Healing of the ten lepers in today’s gospel narrative is one of such occasions in the gospel where Jesus performed miracle of healing on the requests of the recipients (other instances include Mt 8:2; 9:27, 32; 20:30; Mk 1:40, etc.). At some other places, the request is either from others (cf. Mt 8:6; 9:18, 25; 14:36; 15:22, 30; 17:14-16; Mk 2:3, etc.) or Jesus took initiative of the healing on his own (cf. Mt 8:14, 32; 9:2-7; 12:13; Mk 1:25, 31; 3:1-6; etc.).

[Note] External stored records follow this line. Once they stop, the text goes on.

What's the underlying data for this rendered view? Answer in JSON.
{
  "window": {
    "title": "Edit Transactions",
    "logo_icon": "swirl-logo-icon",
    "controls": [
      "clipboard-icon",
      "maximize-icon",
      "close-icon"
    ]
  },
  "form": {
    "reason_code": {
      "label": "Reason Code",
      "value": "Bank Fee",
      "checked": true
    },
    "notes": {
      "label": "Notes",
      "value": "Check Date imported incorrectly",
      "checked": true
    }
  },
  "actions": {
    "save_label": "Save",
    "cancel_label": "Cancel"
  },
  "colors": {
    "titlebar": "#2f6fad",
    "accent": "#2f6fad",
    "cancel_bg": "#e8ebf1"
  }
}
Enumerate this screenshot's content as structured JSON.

The fact that the lepers made the request to Jesus makes the gratitude even more obligatory. It is also one of the instances where Jesus decoded the hidden needs of the verbal request (cf. also Mk 5:7-13). The lepers asked Jesus to have mercy on them and in His mercy, Jesus healed them. It therefore shows that the healing of Jesus is His act of mercy.
Gratitude to God usually wins us more favours. This is the case in the grateful Samaritan, when Jesus says to him: “Get up and go your way; your faith has made you whole”. His gratitude won him freedom and complete healing that emanates from faith. Likewise, by acknowledging to Titus (3:1-7), the goodness and loving kindness of God in mercifully saving and spiritually renewing them, St. Paul shows gratitude for such gratuitous work of God.

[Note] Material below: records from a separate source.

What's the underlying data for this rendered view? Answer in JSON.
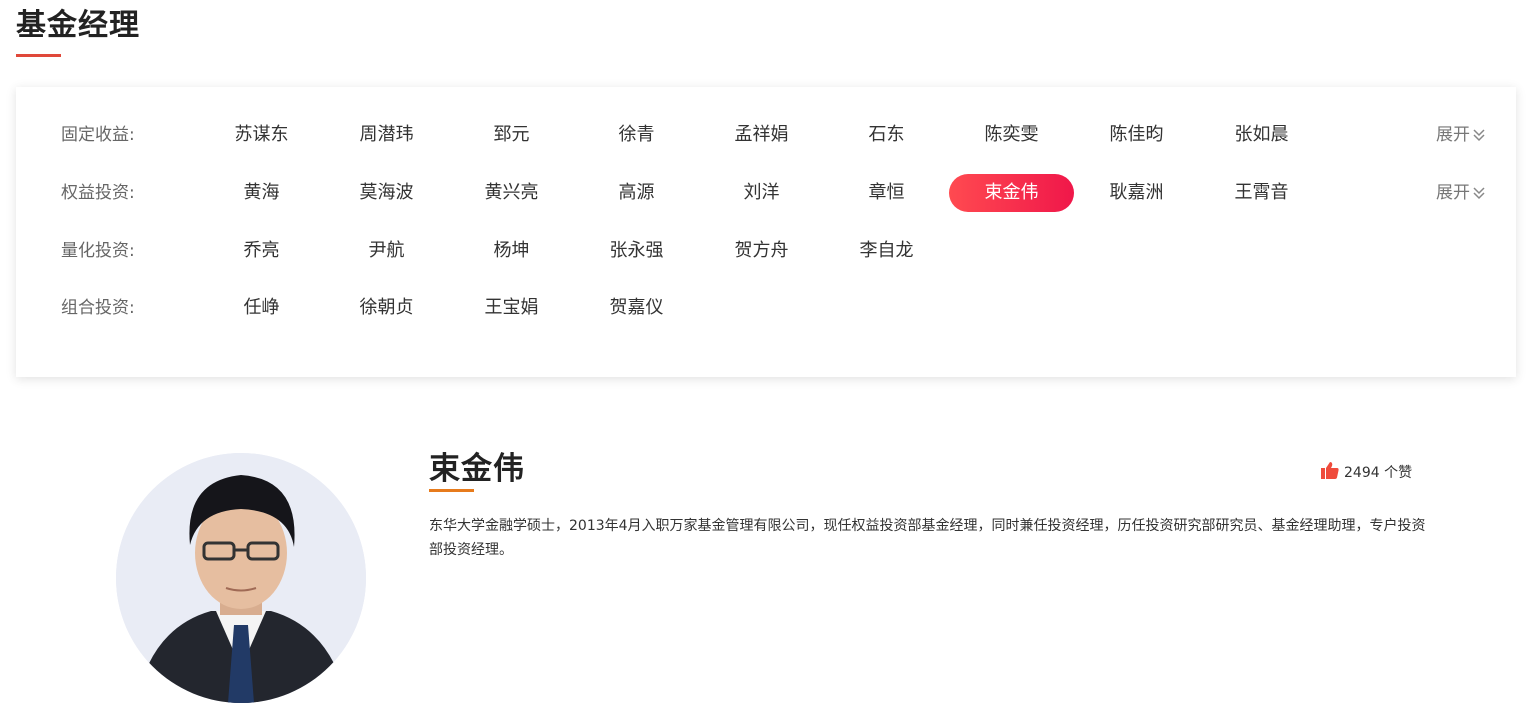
{
  "page": {
    "title": "基金经理"
  },
  "filters": {
    "rows": [
      {
        "label": "固定收益:",
        "managers": [
          "苏谋东",
          "周潜玮",
          "郅元",
          "徐青",
          "孟祥娟",
          "石东",
          "陈奕雯",
          "陈佳昀",
          "张如晨"
        ],
        "expand": "展开"
      },
      {
        "label": "权益投资:",
        "managers": [
          "黄海",
          "莫海波",
          "黄兴亮",
          "高源",
          "刘洋",
          "章恒",
          "束金伟",
          "耿嘉洲",
          "王霄音"
        ],
        "expand": "展开"
      },
      {
        "label": "量化投资:",
        "managers": [
          "乔亮",
          "尹航",
          "杨坤",
          "张永强",
          "贺方舟",
          "李自龙"
        ]
      },
      {
        "label": "组合投资:",
        "managers": [
          "任峥",
          "徐朝贞",
          "王宝娟",
          "贺嘉仪"
        ]
      }
    ],
    "selected": "束金伟"
  },
  "profile": {
    "name": "束金伟",
    "likes_count": "2494",
    "likes_unit": "个赞",
    "likes_icon": "thumbs-up-icon",
    "bio": "东华大学金融学硕士，2013年4月入职万家基金管理有限公司，现任权益投资部基金经理，同时兼任投资经理，历任投资研究部研究员、基金经理助理，专户投资部投资经理。"
  },
  "colors": {
    "accent_red": "#e0483a",
    "active_gradient_start": "#ff4a50",
    "active_gradient_end": "#f0174a",
    "name_underline": "#e77b1c",
    "likes_icon": "#ef4b3c"
  }
}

Similar to St. Paul, the Psalmist equally testifies to the graciousness of God, who safely guides him even in the valley of darkness, anoints his head with oil, fills his cup to overflowing and prepares a banquet for him in the sight of his foes (Ps 23). These could not be far from our lives at many points. Therefore, God deserves our appreciation. This should manifest both in our words and attitudes. In fact, our life should become a living thanks to God. As constant beneficiaries of God’s favours, we should naturally transit from thanksgiving to “thanksliving”.
However, sometimes, gratitude can be hard to express. Very often, in our prayer lives, we spend so much time on our knees, asking God for favours. Absolutely, in Matt 7:7, Jesus admonishes us to ask and we shall receive, and to knock and the door will be opened. So we ask, and we knock. But what happens then after we get our request and have the doors opened? Then, some forget this important part of thanksgiving.

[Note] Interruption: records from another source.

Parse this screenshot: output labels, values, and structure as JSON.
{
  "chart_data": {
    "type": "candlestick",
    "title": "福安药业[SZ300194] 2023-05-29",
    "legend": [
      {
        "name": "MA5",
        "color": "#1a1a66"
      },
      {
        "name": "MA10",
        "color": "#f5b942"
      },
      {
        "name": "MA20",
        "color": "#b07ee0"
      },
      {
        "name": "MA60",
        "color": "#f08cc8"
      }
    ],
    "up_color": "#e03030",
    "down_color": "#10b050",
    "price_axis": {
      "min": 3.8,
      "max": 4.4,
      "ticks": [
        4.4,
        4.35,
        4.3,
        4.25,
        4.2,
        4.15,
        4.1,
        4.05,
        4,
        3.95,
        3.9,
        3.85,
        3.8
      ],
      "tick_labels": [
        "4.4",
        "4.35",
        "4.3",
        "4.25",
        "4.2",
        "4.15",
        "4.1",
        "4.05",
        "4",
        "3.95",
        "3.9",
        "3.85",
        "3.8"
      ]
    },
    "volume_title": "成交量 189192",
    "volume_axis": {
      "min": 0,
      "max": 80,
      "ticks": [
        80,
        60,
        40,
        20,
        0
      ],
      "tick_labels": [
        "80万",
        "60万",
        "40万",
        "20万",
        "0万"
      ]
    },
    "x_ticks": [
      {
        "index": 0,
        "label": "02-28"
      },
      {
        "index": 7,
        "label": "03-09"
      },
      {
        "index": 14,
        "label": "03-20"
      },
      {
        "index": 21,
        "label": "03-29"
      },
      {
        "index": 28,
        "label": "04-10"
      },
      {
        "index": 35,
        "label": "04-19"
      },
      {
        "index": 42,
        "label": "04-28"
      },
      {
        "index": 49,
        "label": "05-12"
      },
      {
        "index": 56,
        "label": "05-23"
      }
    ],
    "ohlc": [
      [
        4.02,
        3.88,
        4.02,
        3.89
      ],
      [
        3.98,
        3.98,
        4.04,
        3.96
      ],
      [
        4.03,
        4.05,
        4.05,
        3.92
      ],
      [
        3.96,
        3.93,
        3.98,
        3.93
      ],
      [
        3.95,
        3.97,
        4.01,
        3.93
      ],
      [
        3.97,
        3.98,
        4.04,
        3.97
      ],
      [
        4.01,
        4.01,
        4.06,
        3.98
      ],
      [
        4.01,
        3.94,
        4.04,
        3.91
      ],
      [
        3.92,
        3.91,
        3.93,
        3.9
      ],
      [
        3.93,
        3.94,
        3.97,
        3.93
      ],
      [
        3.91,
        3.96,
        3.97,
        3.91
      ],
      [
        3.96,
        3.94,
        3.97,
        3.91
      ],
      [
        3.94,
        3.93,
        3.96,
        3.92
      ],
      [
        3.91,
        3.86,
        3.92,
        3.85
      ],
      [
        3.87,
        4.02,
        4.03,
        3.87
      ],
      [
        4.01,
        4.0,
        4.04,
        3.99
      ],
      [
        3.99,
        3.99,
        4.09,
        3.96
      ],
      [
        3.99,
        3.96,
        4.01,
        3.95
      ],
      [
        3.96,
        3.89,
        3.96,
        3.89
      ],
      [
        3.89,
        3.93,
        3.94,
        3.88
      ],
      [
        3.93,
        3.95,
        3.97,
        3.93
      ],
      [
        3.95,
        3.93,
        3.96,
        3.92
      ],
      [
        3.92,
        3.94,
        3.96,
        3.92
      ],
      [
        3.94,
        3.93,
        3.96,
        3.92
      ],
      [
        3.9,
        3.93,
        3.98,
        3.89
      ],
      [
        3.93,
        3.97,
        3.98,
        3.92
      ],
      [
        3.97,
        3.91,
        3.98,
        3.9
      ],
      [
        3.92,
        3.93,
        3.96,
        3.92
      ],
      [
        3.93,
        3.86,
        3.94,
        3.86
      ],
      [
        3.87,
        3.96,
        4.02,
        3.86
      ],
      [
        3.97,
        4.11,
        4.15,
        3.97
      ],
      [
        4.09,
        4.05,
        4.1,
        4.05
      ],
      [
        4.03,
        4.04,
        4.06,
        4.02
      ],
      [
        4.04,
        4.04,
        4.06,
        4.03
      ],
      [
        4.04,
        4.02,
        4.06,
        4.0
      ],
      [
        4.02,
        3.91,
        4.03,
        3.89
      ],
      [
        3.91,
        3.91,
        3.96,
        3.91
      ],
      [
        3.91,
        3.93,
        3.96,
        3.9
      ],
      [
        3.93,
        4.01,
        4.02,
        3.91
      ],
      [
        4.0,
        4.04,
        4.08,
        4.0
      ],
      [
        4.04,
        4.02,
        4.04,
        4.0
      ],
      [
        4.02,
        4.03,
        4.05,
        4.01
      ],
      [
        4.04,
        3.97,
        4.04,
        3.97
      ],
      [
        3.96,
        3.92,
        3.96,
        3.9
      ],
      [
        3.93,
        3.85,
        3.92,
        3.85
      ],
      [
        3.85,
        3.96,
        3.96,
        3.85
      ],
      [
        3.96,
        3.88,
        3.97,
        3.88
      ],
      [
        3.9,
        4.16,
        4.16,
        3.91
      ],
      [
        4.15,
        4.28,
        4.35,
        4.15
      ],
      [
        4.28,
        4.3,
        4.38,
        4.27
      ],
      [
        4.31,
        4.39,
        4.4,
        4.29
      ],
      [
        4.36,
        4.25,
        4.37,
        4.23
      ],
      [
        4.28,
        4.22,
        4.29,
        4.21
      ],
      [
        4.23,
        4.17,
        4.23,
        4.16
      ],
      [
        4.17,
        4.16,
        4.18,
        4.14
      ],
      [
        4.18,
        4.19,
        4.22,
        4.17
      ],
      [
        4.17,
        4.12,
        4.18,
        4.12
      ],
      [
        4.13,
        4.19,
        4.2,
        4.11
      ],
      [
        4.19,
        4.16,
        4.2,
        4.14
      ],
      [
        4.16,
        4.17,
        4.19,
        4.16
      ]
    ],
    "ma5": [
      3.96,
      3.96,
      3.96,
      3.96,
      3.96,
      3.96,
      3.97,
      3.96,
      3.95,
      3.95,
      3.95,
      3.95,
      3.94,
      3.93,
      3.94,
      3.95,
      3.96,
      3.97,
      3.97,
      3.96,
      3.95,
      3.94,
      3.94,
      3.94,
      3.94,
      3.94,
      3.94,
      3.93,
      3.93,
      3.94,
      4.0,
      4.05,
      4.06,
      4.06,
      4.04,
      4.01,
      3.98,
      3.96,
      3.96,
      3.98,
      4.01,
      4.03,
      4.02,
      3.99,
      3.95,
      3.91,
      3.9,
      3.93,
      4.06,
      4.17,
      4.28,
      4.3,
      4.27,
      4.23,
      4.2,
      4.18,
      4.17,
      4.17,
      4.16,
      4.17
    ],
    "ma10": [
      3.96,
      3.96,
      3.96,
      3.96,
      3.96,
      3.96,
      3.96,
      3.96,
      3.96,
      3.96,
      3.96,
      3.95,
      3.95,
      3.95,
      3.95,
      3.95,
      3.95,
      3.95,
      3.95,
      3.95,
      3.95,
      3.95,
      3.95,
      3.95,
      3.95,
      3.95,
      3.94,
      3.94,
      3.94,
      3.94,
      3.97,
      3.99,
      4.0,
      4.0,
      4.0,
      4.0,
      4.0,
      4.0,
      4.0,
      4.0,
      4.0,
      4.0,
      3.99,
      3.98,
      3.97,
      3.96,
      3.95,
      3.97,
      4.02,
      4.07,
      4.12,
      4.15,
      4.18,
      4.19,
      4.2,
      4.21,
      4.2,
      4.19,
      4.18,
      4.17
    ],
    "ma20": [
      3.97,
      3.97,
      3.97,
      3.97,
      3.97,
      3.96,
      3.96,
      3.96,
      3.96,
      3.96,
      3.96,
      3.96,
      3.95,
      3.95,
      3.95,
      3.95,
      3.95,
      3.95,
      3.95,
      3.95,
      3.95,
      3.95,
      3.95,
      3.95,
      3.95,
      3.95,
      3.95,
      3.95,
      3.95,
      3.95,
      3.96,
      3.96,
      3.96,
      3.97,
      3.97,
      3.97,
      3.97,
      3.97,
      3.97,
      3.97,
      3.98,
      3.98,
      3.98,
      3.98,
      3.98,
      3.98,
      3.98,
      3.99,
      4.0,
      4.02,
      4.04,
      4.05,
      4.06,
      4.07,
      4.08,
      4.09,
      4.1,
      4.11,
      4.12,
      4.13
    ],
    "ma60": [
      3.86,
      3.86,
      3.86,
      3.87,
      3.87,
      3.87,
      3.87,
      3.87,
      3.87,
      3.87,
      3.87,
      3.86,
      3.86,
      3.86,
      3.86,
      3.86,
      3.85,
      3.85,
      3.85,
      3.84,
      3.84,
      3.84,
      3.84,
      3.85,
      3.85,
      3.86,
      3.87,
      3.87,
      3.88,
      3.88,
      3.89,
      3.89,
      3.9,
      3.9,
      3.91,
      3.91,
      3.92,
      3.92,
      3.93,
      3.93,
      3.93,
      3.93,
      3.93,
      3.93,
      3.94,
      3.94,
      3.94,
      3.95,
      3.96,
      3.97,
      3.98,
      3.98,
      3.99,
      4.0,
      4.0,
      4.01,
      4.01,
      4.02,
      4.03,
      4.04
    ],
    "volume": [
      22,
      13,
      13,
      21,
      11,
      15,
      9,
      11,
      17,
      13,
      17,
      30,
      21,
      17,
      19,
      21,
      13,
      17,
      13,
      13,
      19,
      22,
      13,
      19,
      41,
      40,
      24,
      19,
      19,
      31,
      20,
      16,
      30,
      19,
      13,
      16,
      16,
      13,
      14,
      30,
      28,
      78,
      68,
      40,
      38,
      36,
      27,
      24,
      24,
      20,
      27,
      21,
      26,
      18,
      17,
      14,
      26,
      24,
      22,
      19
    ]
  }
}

Giving thanks is a vital and necessary part of our relationship with God. It can also be a measure of faith; a measure of our dependence on God, and of our own humility. We need to honour God with grateful hearts for what He has done for us. Little wonder, the German mystic and philosopher, Meister Eckhert, once wrote: “If the only prayer you ever say in your whole life is ‘thank you,’ that will suffice”. Such biblical passages as today’s are reminders for us to think back on what we have been given and to give thanks in return.
“Thank you” should also form a huge part of our prayers. We need to learn to pray those words, and to make them matter. No better prayer could be been more fitting for such gesture than in the celebration of the Holy Eucharist; which in itself means Thanksgiving “Eucharistein” – “to give thanks” – in Greek; a meaning taken from the Hebrew part of the Passover meal: “Toda”.
Further, our thanksgiving to God should reflect in our consideration for our neighbours; the poor, the needy, the homeless, the rejected, the dejected, the sick and the abandoned. Another way of thanking God for His goodness to you is by praying, helping and supporting them. These make their burdens lighter and make us live happily together as God’s children.
In all, let our prayers to our Good shepherd today and always be, to Him who is able to do even more than we can ask, be all glory, praise and adoration now and forever more Amen!
[Readings: Ti 3:1-7; Lk 17:11-19]